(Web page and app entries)
--
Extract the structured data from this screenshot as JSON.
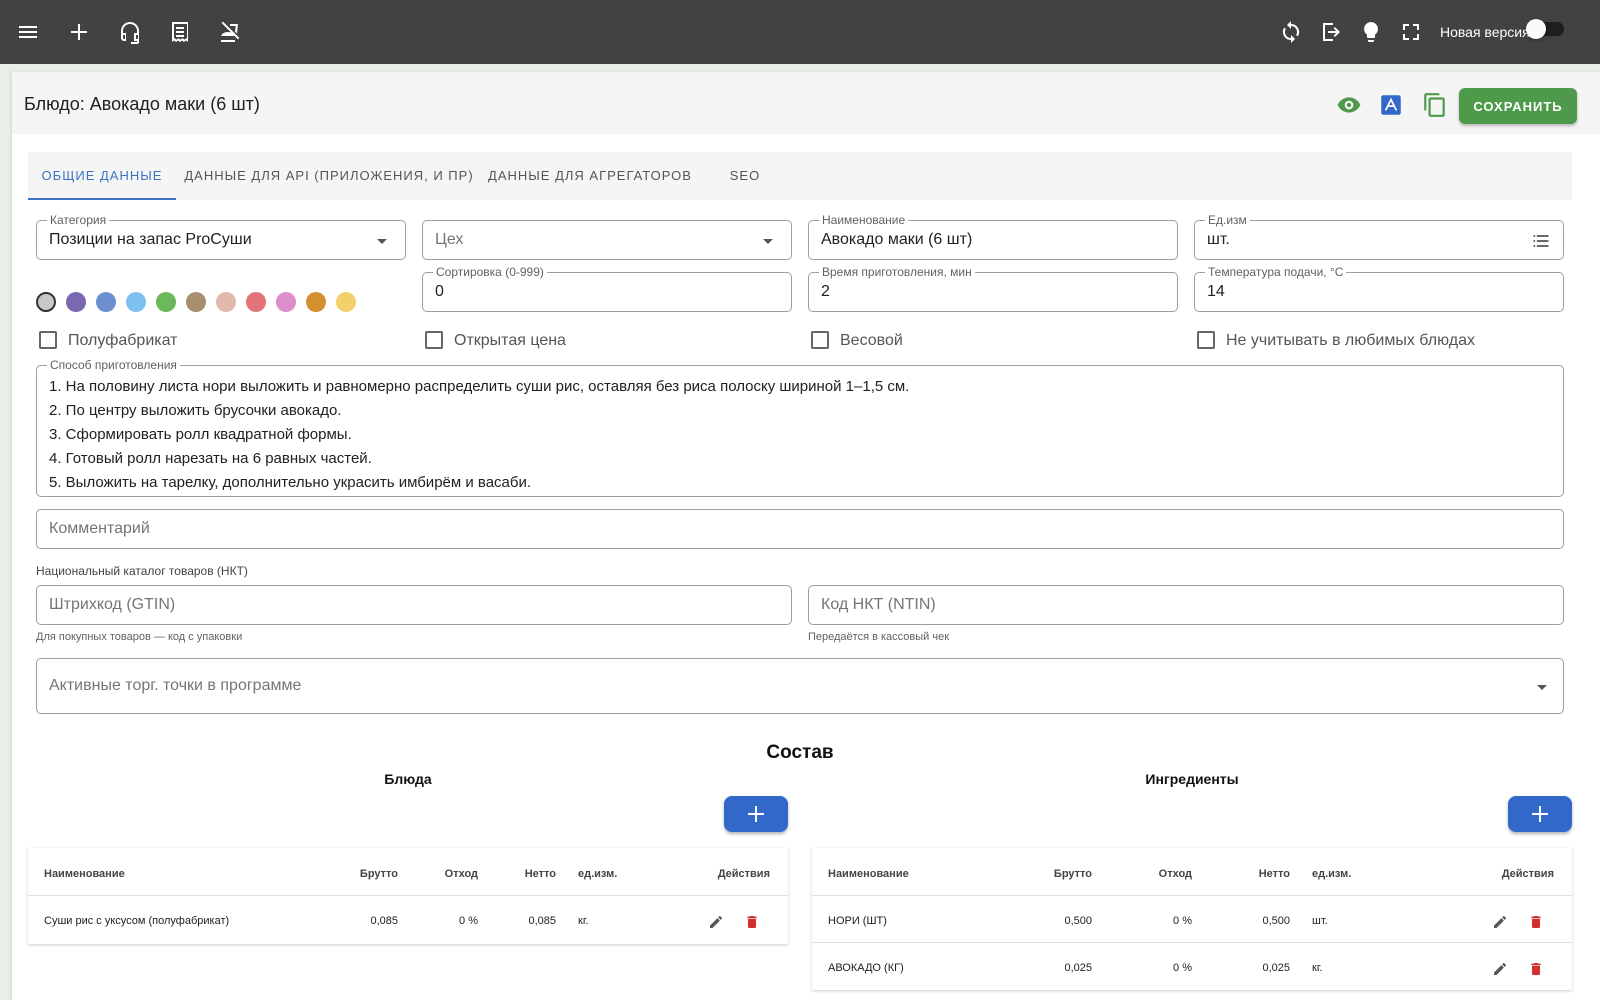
{
  "topbar": {
    "new_version_label": "Новая версия"
  },
  "header": {
    "title": "Блюдо: Авокадо маки (6 шт)",
    "save_label": "СОХРАНИТЬ"
  },
  "tabs": [
    {
      "label": "ОБЩИЕ ДАННЫЕ"
    },
    {
      "label": "ДАННЫЕ ДЛЯ API (ПРИЛОЖЕНИЯ, И ПР)"
    },
    {
      "label": "ДАННЫЕ ДЛЯ АГРЕГАТОРОВ"
    },
    {
      "label": "SEO"
    }
  ],
  "form": {
    "category": {
      "label": "Категория",
      "value": "Позиции на запас ProСуши"
    },
    "workshop": {
      "placeholder": "Цех"
    },
    "name": {
      "label": "Наименование",
      "value": "Авокадо маки (6 шт)"
    },
    "unit": {
      "label": "Ед.изм",
      "value": "шт."
    },
    "sort": {
      "label": "Сортировка (0-999)",
      "value": "0"
    },
    "cook_time": {
      "label": "Время приготовления, мин",
      "value": "2"
    },
    "temperature": {
      "label": "Температура подачи, °С",
      "value": "14"
    },
    "colors": [
      "#c8c8c8",
      "#7b68b0",
      "#6d8fd0",
      "#7ec0ef",
      "#6cb85a",
      "#a88f6e",
      "#e2b8ad",
      "#e07478",
      "#dc8fcb",
      "#d48f30",
      "#f4d06a"
    ],
    "checkboxes": [
      {
        "label": "Полуфабрикат"
      },
      {
        "label": "Открытая цена"
      },
      {
        "label": "Весовой"
      },
      {
        "label": "Не учитывать в любимых блюдах"
      }
    ],
    "recipe": {
      "label": "Способ приготовления",
      "lines": [
        "1. На половину листа нори выложить и равномерно распределить суши рис, оставляя без риса полоску шириной 1–1,5 см.",
        "2. По центру выложить брусочки авокадо.",
        "3. Сформировать ролл квадратной формы.",
        "4. Готовый ролл нарезать на 6 равных частей.",
        "5. Выложить на тарелку, дополнительно украсить имбирём и васаби."
      ]
    },
    "comment": {
      "placeholder": "Комментарий"
    },
    "nkt": {
      "section_label": "Национальный каталог товаров (НКТ)",
      "gtin_placeholder": "Штрихкод (GTIN)",
      "gtin_hint": "Для покупных товаров — код с упаковки",
      "ntin_placeholder": "Код НКТ (NTIN)",
      "ntin_hint": "Передаётся в кассовый чек"
    },
    "outlets": {
      "placeholder": "Активные торг. точки в программе"
    }
  },
  "composition": {
    "title": "Состав",
    "dishes": {
      "title": "Блюда",
      "headers": [
        "Наименование",
        "Брутто",
        "Отход",
        "Нетто",
        "ед.изм.",
        "Действия"
      ],
      "rows": [
        {
          "name": "Суши рис с уксусом (полуфабрикат)",
          "gross": "0,085",
          "waste": "0 %",
          "net": "0,085",
          "unit": "кг."
        }
      ]
    },
    "ingredients": {
      "title": "Ингредиенты",
      "headers": [
        "Наименование",
        "Брутто",
        "Отход",
        "Нетто",
        "ед.изм.",
        "Действия"
      ],
      "rows": [
        {
          "name": "НОРИ (ШТ)",
          "gross": "0,500",
          "waste": "0 %",
          "net": "0,500",
          "unit": "шт."
        },
        {
          "name": "АВОКАДО (КГ)",
          "gross": "0,025",
          "waste": "0 %",
          "net": "0,025",
          "unit": "кг."
        }
      ]
    }
  },
  "colors": {
    "topbar": "#424242",
    "accent_blue": "#3d73c7",
    "save_green": "#4c9a4a",
    "delete_red": "#d32f2f"
  }
}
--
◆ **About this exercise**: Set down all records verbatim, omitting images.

◆ **Solved exercise**:
Extract the structured data from this screenshot as JSON.
{
  "topbar": {
    "new_version_label": "Новая версия"
  },
  "header": {
    "title": "Блюдо: Авокадо маки (6 шт)",
    "save_label": "СОХРАНИТЬ"
  },
  "tabs": [
    {
      "label": "ОБЩИЕ ДАННЫЕ"
    },
    {
      "label": "ДАННЫЕ ДЛЯ API (ПРИЛОЖЕНИЯ, И ПР)"
    },
    {
      "label": "ДАННЫЕ ДЛЯ АГРЕГАТОРОВ"
    },
    {
      "label": "SEO"
    }
  ],
  "form": {
    "category": {
      "label": "Категория",
      "value": "Позиции на запас ProСуши"
    },
    "workshop": {
      "placeholder": "Цех"
    },
    "name": {
      "label": "Наименование",
      "value": "Авокадо маки (6 шт)"
    },
    "unit": {
      "label": "Ед.изм",
      "value": "шт."
    },
    "sort": {
      "label": "Сортировка (0-999)",
      "value": "0"
    },
    "cook_time": {
      "label": "Время приготовления, мин",
      "value": "2"
    },
    "temperature": {
      "label": "Температура подачи, °С",
      "value": "14"
    },
    "colors": [
      "#c8c8c8",
      "#7b68b0",
      "#6d8fd0",
      "#7ec0ef",
      "#6cb85a",
      "#a88f6e",
      "#e2b8ad",
      "#e07478",
      "#dc8fcb",
      "#d48f30",
      "#f4d06a"
    ],
    "checkboxes": [
      {
        "label": "Полуфабрикат"
      },
      {
        "label": "Открытая цена"
      },
      {
        "label": "Весовой"
      },
      {
        "label": "Не учитывать в любимых блюдах"
      }
    ],
    "recipe": {
      "label": "Способ приготовления",
      "lines": [
        "1. На половину листа нори выложить и равномерно распределить суши рис, оставляя без риса полоску шириной 1–1,5 см.",
        "2. По центру выложить брусочки авокадо.",
        "3. Сформировать ролл квадратной формы.",
        "4. Готовый ролл нарезать на 6 равных частей.",
        "5. Выложить на тарелку, дополнительно украсить имбирём и васаби."
      ]
    },
    "comment": {
      "placeholder": "Комментарий"
    },
    "nkt": {
      "section_label": "Национальный каталог товаров (НКТ)",
      "gtin_placeholder": "Штрихкод (GTIN)",
      "gtin_hint": "Для покупных товаров — код с упаковки",
      "ntin_placeholder": "Код НКТ (NTIN)",
      "ntin_hint": "Передаётся в кассовый чек"
    },
    "outlets": {
      "placeholder": "Активные торг. точки в программе"
    }
  },
  "composition": {
    "title": "Состав",
    "dishes": {
      "title": "Блюда",
      "headers": [
        "Наименование",
        "Брутто",
        "Отход",
        "Нетто",
        "ед.изм.",
        "Действия"
      ],
      "rows": [
        {
          "name": "Суши рис с уксусом (полуфабрикат)",
          "gross": "0,085",
          "waste": "0 %",
          "net": "0,085",
          "unit": "кг."
        }
      ]
    },
    "ingredients": {
      "title": "Ингредиенты",
      "headers": [
        "Наименование",
        "Брутто",
        "Отход",
        "Нетто",
        "ед.изм.",
        "Действия"
      ],
      "rows": [
        {
          "name": "НОРИ (ШТ)",
          "gross": "0,500",
          "waste": "0 %",
          "net": "0,500",
          "unit": "шт."
        },
        {
          "name": "АВОКАДО (КГ)",
          "gross": "0,025",
          "waste": "0 %",
          "net": "0,025",
          "unit": "кг."
        }
      ]
    }
  },
  "colors": {
    "topbar": "#424242",
    "accent_blue": "#3d73c7",
    "save_green": "#4c9a4a",
    "delete_red": "#d32f2f"
  }
}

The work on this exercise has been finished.